● **Your objective**:
Records follow. Copy every line with "meta".

· · · ·

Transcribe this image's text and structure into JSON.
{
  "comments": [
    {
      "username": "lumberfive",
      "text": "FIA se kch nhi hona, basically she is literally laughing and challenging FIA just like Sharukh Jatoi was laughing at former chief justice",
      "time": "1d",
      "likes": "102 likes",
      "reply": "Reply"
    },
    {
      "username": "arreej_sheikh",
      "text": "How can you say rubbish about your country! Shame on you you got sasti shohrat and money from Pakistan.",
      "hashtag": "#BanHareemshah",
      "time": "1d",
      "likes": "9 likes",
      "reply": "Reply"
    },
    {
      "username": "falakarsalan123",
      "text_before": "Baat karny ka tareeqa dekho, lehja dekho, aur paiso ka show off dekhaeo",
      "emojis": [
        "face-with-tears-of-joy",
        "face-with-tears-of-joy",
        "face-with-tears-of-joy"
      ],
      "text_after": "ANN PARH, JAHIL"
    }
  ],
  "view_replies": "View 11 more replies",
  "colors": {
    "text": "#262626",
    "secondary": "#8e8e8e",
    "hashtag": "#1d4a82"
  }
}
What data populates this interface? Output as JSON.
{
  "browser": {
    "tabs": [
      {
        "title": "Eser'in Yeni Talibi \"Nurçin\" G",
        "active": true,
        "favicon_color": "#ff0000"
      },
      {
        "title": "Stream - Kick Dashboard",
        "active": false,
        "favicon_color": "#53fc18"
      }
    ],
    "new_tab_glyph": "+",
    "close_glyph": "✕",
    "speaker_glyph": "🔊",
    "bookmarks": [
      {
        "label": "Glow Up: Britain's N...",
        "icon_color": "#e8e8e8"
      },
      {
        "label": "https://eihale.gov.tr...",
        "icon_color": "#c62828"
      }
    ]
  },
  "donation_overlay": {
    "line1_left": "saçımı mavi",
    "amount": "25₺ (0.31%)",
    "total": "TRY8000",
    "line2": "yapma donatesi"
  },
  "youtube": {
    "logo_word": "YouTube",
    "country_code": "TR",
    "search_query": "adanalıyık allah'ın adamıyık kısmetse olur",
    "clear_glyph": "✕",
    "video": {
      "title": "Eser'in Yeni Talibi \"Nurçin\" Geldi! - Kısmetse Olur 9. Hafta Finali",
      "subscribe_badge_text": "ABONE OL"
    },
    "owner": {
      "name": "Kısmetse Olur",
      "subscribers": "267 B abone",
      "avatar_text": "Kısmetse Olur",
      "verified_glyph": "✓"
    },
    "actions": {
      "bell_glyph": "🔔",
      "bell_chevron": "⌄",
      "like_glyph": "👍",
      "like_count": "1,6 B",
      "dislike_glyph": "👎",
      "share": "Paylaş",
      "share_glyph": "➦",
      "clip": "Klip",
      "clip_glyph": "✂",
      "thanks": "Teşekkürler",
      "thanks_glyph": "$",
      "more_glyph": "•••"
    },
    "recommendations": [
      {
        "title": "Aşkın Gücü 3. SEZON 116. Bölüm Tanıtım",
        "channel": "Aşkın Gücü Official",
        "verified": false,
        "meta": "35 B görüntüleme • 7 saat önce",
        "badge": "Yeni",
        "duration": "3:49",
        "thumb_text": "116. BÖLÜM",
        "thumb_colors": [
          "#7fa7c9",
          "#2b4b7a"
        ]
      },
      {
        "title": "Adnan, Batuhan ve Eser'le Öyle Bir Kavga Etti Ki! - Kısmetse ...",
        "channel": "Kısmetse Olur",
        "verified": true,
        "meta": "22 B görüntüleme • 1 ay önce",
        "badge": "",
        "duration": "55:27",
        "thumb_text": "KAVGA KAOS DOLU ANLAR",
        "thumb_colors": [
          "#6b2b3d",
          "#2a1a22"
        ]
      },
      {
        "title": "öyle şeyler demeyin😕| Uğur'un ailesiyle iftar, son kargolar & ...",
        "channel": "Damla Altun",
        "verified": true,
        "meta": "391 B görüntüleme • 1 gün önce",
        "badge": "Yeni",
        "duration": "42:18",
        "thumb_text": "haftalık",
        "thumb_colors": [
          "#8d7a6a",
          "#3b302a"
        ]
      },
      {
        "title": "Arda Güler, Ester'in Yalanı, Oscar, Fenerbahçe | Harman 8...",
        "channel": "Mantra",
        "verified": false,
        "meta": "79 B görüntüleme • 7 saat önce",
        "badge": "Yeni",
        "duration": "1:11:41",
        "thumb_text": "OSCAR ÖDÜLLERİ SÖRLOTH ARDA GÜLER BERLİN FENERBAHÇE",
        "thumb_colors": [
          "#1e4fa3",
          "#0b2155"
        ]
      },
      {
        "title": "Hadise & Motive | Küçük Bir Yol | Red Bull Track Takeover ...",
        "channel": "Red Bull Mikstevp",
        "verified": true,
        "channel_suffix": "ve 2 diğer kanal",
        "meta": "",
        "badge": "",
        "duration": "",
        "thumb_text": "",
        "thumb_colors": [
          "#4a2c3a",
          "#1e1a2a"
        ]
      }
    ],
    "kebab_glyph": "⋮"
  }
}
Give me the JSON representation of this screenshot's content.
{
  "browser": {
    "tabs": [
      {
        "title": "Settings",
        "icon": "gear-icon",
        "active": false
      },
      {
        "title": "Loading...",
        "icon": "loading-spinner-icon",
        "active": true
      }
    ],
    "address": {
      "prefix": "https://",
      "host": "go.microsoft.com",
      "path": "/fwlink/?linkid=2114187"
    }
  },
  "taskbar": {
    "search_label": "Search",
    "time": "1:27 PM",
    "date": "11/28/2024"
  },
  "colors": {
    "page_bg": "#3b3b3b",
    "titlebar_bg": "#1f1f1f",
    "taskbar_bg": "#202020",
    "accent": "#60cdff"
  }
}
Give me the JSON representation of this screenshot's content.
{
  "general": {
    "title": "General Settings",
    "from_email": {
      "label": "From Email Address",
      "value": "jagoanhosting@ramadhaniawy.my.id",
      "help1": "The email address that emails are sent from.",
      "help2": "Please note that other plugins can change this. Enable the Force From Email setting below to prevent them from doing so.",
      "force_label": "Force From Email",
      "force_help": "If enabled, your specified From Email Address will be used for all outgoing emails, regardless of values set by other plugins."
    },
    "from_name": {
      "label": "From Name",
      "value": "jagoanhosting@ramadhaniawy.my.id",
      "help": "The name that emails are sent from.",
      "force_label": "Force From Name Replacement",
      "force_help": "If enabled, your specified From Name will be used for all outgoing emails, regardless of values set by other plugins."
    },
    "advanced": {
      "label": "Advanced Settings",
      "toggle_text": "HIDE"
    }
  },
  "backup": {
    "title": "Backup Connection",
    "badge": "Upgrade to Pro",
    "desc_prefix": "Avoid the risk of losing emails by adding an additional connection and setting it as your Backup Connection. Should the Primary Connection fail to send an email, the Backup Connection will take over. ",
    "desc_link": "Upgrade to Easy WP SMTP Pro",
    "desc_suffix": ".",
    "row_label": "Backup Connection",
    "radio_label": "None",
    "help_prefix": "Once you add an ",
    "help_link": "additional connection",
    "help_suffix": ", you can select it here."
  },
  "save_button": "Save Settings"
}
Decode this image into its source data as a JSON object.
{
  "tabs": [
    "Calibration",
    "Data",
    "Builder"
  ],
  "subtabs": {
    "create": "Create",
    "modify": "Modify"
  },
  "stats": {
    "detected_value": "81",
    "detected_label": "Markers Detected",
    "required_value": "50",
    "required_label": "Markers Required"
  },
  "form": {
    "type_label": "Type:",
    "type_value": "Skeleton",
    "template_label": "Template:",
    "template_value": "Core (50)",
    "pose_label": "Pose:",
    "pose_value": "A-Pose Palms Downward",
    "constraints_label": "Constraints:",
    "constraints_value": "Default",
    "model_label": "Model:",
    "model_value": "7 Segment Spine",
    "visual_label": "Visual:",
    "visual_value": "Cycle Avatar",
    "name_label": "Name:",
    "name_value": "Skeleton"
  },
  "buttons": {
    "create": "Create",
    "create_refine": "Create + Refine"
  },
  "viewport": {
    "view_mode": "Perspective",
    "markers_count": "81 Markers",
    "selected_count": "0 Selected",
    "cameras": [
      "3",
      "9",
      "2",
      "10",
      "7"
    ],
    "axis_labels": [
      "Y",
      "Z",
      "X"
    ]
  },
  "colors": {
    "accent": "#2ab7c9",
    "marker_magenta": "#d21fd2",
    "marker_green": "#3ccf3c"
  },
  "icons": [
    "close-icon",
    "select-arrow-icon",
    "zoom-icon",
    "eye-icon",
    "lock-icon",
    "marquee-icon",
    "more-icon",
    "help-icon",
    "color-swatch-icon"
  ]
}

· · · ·

● **Response**:
        "meta": "35 B görüntüleme • 7 saat önce",
        "meta": "22 B görüntüleme • 1 ay önce",
        "meta": "391 B görüntüleme • 1 gün önce",
        "meta": "79 B görüntüleme • 7 saat önce",
        "meta": "",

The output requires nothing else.